What they found gives us important information on the causes of cancer:
- After examining 32 different kinds of cancer, Vogelstein and Tomasetti determined that 66% were a result of chance mutations in cells, 29% resulted from the environment, and 5% from inheriting a mutation.
- For lung cancer, 65% were caused by the environment (tobacco smoking mostly), with only 35% caused by replication errors.
- For prostate cancer, over 95% of cases were caused from replication errors.
Now you might think with such a high rate of cancers being caused by replication errors, why bother worrying about a healthy lifestyle (except for stopping smoking, of course) or why bother avoiding environmental issues (other than smoking) that might induce cancer. Well, the main reason for trying is that the researchers still found that 42% of all cancers are preventable.
These researchers also determined that the actual number of stem cell divisions in a given organ that’s associated with risk. Those organs with more stem cell divisions are at higher risk for cancer – one such location is the colon. On the other hand, those organs with fewer stem cell divisions, such as the brain, exhibit lower risk for cancer development.
This study seemed to avoid some issues that other research of this type encountered. Mainly, they examined databases from 70 different countries, not just the US based data.
According to the researchers, we might conclude that the case for environmental factors in cancer may have been overemphasized. Volgelstein told Nature,
If we think of the mutations as the enemies, and all the enemies are outside of our border, it’s obvious how to keep them from getting inside. But if a lot of the enemies — in this case close to two-thirds — are actually inside our borders, it means we need a completely different strategy.
Vogelstein told NPR, “We’re not saying the only thing that determines the seriousness of the cancer, or its aggressiveness, or its likelihood to cause the patient’s death, are these mutations. We’re simply saying that they are necessary to get the cancer.”
The point here is not to say “it doesn’t matter,” it’s just simple math that drives cancer and random mutations. It’s still more complex than that – on one hand, it’s not all about mutations, but on the other hand, preventing cancer isn’t all about having a kale smoothie every day.
Yes there are methods to prevent cancers. Quit smoking. Stay out of the sun. Lose weight. Get vaccinated against HPV and HepB. Get exercise. But these prevent very specific kinds of cancer, not all of them.
As for cancer and random mutations? There are no miracle substances that will increase or decrease the risk of these replication errors.

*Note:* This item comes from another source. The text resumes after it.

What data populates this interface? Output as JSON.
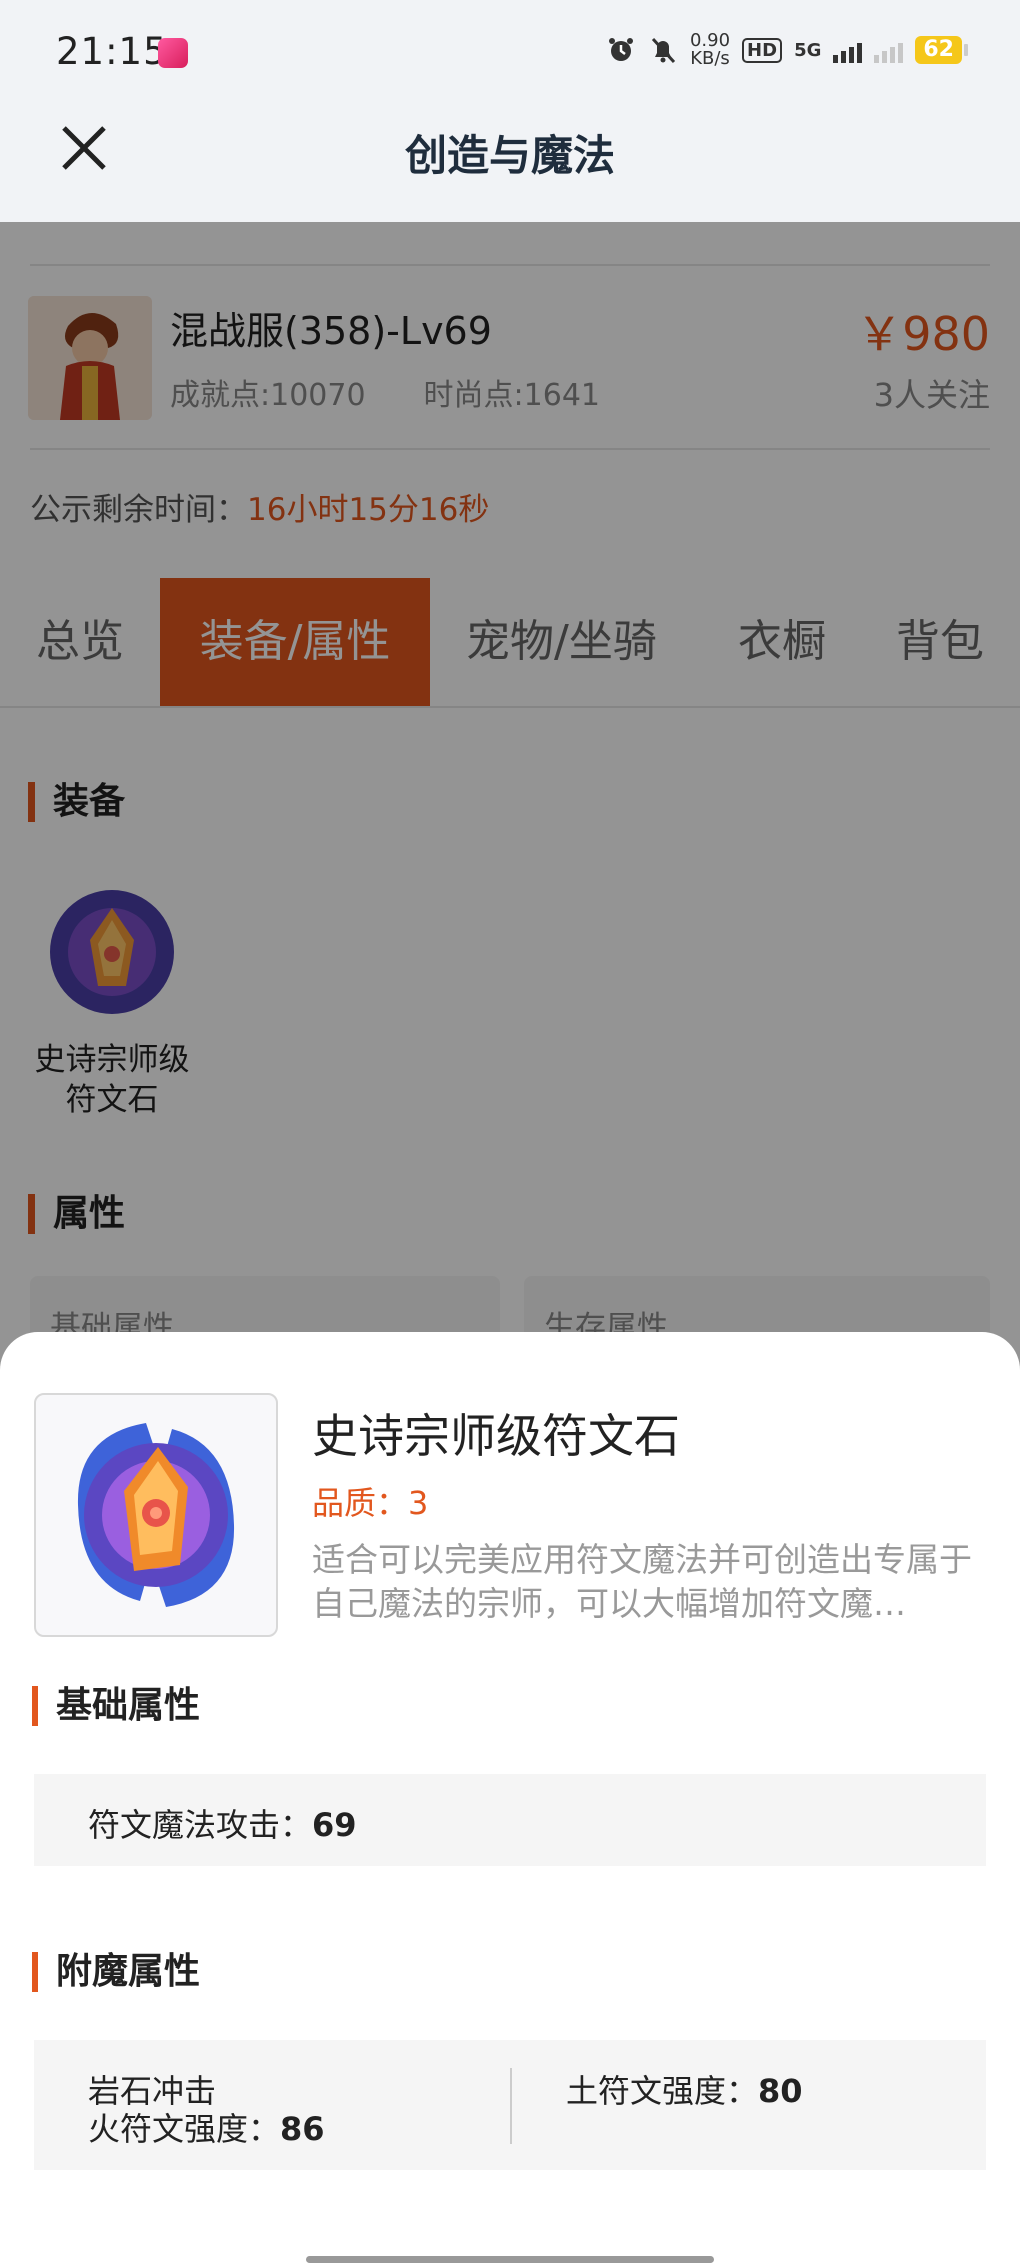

You can never change your cell’s replication accuracy to 100% – you just don’t have that sort of control over your cellular biochemistry.
If you quit smoking (or haven’t ever smoked), you immediately cut your cancer risk by a whole bunch, considering the fact that 14% of all new cancers are lung cancers. This is much more important than worrying about your genetic errors. Worry about the 42% of cancers that are preventable – and try not to think about those trillions of dividing cells that probably won’t lead to cancer.
- McCulloch SD, Kunkel TA. The fidelity of DNA synthesis by eukaryotic replicative and translesion synthesis polymerases. Cell Res. 2008 Jan;18(1):148-61. doi: 10.1038/cr.2008.4. Review. PubMed PMID: 18166979; PubMed Central PMCID: PMC3639319.
- Tomasetti C, Li L, Vogelstein B. Stem cell divisions, somatic mutations, cancer etiology, and cancer prevention. Science. 2017 Mar 24;355(6331):1330-1334. doi: 10.1126/science.aaf9011. PubMed PMID: 28336671.
- Tomasetti C, Vogelstein B. Cancer etiology. Variation in cancer risk among tissues can be explained by the number of stem cell divisions. Science. 2015 Jan 2;347(6217):78-81. doi: 10.1126/science.1260825. PubMed PMID: 25554788; PubMed Central PMCID: PMC4446723.